While the nation spends the next month transfixed on the NCAA basketball tournament, a small gym in Port Chester will hold a tournament of its own, showcasing some potential stars of future NCAA tourneys.
Over the next six days heroes will be born, legends will be made and a champion will be crowned. And while it might not be the games that the rest of the country is excited about, the CYP boys basketball tournament has a rich history of its own.
Now in its 67th year and still often referred to as the CYP tournament, it’s officially called the fifth annual William R. Gallagher Memorial Tournament for its founder. Starting Thursday some of the best high school players in the tri-state area will gather at Our Lady of Mercy to play in a 12-team tournament.
“We’ve been very lucky,” said tournament director Joe Bellafotto. “We’ve been blessed over the years with some great players.”

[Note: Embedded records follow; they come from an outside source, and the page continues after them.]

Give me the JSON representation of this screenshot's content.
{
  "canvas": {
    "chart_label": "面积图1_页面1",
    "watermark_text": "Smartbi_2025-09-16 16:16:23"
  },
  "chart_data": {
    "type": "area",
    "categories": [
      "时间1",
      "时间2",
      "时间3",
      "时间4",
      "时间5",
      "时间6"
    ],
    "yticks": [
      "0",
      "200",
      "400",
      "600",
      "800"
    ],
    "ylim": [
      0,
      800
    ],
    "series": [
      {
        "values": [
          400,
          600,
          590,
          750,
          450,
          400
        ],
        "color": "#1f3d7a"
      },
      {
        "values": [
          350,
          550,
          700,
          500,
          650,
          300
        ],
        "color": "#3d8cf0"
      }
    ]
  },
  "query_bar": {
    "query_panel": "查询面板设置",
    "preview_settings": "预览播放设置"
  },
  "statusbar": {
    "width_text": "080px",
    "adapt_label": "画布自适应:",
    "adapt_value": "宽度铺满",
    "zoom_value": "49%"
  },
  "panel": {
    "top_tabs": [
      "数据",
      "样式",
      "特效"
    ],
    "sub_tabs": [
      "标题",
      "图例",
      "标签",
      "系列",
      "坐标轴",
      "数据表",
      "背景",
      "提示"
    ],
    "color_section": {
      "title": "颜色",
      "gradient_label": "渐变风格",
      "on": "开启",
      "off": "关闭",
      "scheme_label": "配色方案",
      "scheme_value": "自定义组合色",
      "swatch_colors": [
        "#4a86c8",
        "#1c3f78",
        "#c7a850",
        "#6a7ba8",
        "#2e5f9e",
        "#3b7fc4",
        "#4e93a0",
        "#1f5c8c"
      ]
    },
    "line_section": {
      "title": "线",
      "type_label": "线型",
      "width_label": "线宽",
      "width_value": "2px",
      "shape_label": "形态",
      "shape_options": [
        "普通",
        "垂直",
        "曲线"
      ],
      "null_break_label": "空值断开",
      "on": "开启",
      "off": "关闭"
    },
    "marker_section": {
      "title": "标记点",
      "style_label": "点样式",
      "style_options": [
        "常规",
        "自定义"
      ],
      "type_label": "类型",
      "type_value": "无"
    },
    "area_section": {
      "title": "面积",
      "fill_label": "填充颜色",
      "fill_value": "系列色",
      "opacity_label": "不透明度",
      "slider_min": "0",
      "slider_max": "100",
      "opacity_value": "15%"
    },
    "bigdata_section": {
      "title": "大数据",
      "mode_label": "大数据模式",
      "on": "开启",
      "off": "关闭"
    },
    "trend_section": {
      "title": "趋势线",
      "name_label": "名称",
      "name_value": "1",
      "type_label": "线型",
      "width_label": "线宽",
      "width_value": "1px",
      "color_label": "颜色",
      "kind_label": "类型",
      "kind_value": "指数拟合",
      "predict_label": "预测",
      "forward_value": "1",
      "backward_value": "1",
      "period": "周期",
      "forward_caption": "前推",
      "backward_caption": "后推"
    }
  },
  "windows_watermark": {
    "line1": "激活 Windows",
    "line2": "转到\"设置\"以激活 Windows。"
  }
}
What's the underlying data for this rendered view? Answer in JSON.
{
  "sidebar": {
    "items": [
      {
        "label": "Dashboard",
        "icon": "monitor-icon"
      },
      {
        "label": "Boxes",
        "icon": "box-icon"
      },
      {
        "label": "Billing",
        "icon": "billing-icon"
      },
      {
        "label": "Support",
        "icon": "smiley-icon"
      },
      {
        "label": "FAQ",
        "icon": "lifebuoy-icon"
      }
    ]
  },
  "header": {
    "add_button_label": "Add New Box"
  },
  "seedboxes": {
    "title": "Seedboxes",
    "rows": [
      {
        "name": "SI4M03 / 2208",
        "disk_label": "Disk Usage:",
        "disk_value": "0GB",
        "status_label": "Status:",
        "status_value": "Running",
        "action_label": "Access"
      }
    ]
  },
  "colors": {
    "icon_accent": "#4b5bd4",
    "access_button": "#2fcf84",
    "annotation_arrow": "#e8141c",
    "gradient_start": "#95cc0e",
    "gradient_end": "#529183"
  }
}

Since its inception by Gallagher, the tournament has had no lack of star power. Plenty of past and present NBA players have played in the CYP tournament.
Recent participants include Kyrie Irving, the 2012 NBA Rookie of the Year, Moe Harkless, the No. 12 pick in the 2012 draft, and Russ Smith, the leading scorer for Louisville, the top seed in this year’s NCAA tournament.
“Everybody wants to come back because they know all the kids who have played in the tournament,” Bellafotto said. “It’s easy for me to get the teams.”
Local talent has also had a strong presence at the CYP. Those who have participated include: Peekskill native Elton Brand of the Dallas Mavericks; Mount Vernon’s Kevin Jones of the Cleveland Cavaliers; White Plains’ Sean Kilpatrick of the U. of Cincinnati; and Mount Vernon’s Jabarie Hinds of the U. of West Virginia.
Josh James of Stepinac and Section 1’s “Mr. Basketball” Eric Paschall of Dobbs Ferry will play for Team Frenji, which won three CYP titles between 2007 and 2011. They’ll be joined by Joe Clarke, who led New Rochelle to the Class AA state final last week.
The tournament will serve as a nice way for James to test his skills before heading off to Monmouth in the fall.
“It’s a good warmup,” James said. “You get a chance to see that level you are working toward.”
James, who played for Frenji last year, said what he enjoys most about the tournament is the environment in which the games are played. The small venue puts the fans literally inches from the players.
“That’s the greatest part about it,” James said of the atmosphere. “You’re not used to playing on a small court. It really shows who has what it takes to win, who’s got game.”